What’s more, on the one way, we will ask how to get more of the Spirit instead of asking how the Spirit can get more of us. Torrey says the first way necessarily leads to pride, strutting about as if you belong to a better class of Christians because we have “more” of the Spirit as force. When you understand the Spirit is a person, you realize you have to humble yourself to be of any use to him. He is the one who comes and takes a hold of us, fills us, disposes of us, and glorifies Jesus through us as he wills.
Third, “the doctrine of the personality of the Holy Spirit is of the highest importance from the standpoint of experience.” Here Torrey points us to the experience of Christians, both in his own ministry, and throughout the centuries that attest to this. Knowing the Spirit as a person means the possibility of deeper communion, joy, and love, as we come to know our God as he dwells within us. God does not come to us through a lesser, impersonal intermediary. He does not speak to us at a distance and relate to us from far away. Instead, Father and Son send the Spirit, another Advocate, who comes to inhabit us, and bringing us into the very life of God through union with Christ.
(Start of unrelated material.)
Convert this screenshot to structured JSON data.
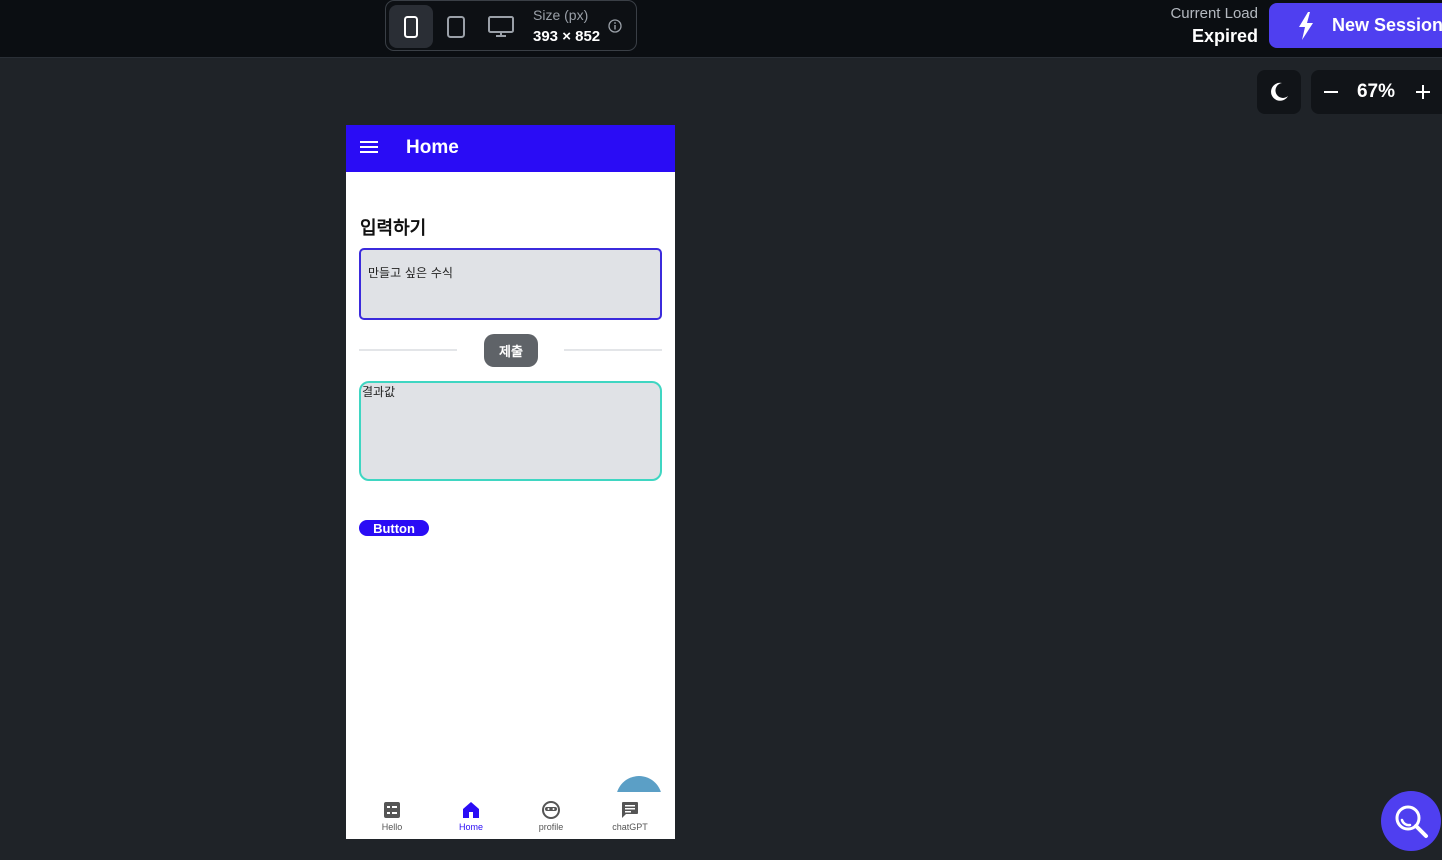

We could go on at length on the importance of the personhood of the Spirit. We will stop here for now. Maybe take some time to pray. If you have not considered the reality that the Holy Spirit is a person, stop and meditate on that. Pray that God would give you a sense of it, both intellectual and spiritual. If this is not new to you, stop anyways. Maybe pray Torrey’s prayer, “Lord, how can the Spirit get a hold of more of me? In service? In communion?” Or maybe simply praise God that through the gift of the Spirit, God gives you the gift of himself.
Soli Deo Gloria
*reprinted in Fred Sanders’ How God Used R.A. Torrey, pp. 203-227
This is the kind of question churches must be asking as corporate worship goes the way of a charismatic understanding of the Holy Spirit. It’s not that the charismatic worship is wrong necessarily, but there’s a lack of understanding about the Spirit’s role in worship. Much of this I think has to do with seeing the Spirit as a force, not a person.
Speaking of a lack of understanding of the Spirit’s role in worship… How many evangelicals are aware of or openly acknowledge that there is no biblical evidence to suggest that the earliest Christians either worshiped or prayed to the Holy Spirit as a distinct entity, a persona distinguishable apart from association with the Father or the Son? Yes, there is no biblical data that indicates New Testament believers worshiped the Holy Spirit as a “person.” I would have responded to this earlier, but I’m hoping not too many will notice that I’ve posted this “heretical” view and track me down to brand me as a heretic–I just call em the way the New Testament portrays em. 8>)
I agree with rwwilson147 more. Why do we put so much emphasis on our understanding to denigrate different views? Scripture does not support worshiping the ‘Spirit’, there is no obligation or imperative to do so, so where is the rationalisation and mandate apart from scripture? My learning and obedience comes from Scripture, the Word of God, inspired by the Spirit of God. The worship of the Father and his Son Jesus is revealed and taught. Isn’t this enough? What makes me believe in the Spirit, is that it is God’s Spirit, the same Spirit that anointed Jesus and raised him from the dead and the same Spirit that Jesus gives to those that believe in him and lives in us and enables us to have eternal life. Is the Spirit a person or a force. It isn’t really important. Both come from the Father and Jesus, it is they who get the glory and are worshiped. And I thank the Father and Jesus for this most intimate gift, of God himself. Praise God!